┌─ MATERIALS PROVIDED

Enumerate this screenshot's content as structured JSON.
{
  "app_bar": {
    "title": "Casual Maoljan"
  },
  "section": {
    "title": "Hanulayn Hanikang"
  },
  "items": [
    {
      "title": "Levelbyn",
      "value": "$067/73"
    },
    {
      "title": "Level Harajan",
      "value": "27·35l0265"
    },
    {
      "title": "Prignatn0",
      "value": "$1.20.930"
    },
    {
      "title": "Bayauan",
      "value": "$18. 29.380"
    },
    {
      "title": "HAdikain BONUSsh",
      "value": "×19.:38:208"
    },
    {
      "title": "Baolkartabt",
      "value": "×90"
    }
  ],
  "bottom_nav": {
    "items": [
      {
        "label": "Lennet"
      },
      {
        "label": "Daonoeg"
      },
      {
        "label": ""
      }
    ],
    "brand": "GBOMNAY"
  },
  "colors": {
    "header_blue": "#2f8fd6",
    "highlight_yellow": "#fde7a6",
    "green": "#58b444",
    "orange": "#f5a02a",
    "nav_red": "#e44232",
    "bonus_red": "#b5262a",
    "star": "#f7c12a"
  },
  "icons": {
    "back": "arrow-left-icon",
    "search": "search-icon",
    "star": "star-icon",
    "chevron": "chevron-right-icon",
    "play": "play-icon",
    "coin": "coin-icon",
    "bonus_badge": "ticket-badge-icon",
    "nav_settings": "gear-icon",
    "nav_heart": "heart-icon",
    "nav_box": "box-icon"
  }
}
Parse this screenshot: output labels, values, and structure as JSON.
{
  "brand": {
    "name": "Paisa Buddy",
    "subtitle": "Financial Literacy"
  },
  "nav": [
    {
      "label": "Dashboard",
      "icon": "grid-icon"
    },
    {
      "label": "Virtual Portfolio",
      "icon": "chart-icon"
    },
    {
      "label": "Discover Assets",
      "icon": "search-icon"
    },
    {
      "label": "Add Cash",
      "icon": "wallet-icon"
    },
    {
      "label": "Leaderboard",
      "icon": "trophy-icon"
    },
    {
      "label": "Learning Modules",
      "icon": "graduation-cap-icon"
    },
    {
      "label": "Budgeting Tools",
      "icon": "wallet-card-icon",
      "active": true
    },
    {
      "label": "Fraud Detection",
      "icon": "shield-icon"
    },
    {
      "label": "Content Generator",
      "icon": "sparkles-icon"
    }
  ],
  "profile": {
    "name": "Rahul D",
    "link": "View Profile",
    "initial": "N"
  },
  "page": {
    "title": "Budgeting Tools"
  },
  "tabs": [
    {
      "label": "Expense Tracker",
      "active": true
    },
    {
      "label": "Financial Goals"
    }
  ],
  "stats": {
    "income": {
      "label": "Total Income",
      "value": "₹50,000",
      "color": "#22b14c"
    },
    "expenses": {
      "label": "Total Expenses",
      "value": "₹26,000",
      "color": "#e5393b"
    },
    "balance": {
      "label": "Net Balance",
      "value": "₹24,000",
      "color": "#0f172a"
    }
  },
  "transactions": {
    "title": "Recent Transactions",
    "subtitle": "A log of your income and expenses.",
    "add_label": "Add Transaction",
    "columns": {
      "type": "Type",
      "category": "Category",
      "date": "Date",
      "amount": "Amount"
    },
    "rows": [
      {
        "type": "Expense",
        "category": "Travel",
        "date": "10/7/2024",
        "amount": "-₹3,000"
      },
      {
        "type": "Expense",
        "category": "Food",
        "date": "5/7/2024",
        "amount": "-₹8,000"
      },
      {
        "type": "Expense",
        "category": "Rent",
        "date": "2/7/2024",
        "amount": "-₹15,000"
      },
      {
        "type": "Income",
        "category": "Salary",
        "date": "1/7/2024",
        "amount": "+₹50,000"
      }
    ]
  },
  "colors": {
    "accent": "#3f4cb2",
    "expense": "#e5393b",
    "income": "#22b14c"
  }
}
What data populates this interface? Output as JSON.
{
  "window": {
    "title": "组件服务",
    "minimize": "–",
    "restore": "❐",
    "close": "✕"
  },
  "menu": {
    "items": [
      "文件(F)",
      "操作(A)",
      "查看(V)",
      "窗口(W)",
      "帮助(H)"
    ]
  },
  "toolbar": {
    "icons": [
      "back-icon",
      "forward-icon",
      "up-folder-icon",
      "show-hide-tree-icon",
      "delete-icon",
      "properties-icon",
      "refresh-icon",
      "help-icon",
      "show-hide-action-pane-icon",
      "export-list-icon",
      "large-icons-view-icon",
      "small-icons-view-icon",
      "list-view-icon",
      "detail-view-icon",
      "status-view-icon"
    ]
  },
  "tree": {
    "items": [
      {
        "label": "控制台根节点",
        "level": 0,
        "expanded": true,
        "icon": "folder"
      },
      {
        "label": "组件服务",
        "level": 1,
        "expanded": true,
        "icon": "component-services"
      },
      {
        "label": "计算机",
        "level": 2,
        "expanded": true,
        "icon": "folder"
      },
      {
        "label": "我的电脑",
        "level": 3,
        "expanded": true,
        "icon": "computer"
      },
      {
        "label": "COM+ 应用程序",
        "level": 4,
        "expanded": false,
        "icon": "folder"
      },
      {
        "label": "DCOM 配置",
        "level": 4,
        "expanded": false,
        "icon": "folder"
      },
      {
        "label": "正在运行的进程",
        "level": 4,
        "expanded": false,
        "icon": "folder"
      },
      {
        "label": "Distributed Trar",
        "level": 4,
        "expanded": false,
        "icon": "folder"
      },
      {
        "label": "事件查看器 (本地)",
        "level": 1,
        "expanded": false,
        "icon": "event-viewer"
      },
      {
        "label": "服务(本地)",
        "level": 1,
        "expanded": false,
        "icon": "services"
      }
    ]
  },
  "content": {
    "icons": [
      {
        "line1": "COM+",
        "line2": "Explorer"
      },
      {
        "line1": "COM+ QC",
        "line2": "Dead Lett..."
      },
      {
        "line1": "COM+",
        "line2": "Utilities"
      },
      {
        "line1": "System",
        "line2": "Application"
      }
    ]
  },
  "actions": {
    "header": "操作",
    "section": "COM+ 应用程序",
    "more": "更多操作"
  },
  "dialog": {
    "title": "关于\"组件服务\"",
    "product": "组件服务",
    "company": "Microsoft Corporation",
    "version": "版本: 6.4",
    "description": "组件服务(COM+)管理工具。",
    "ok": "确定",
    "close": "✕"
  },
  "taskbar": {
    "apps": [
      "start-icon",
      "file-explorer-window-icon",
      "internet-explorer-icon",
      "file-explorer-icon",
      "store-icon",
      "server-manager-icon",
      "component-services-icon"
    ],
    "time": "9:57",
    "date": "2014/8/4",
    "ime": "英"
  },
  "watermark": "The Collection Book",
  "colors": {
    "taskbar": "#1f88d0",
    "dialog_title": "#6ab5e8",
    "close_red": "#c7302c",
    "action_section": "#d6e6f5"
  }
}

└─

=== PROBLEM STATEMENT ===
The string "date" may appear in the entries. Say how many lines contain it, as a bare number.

=== TASK RESULT ===
6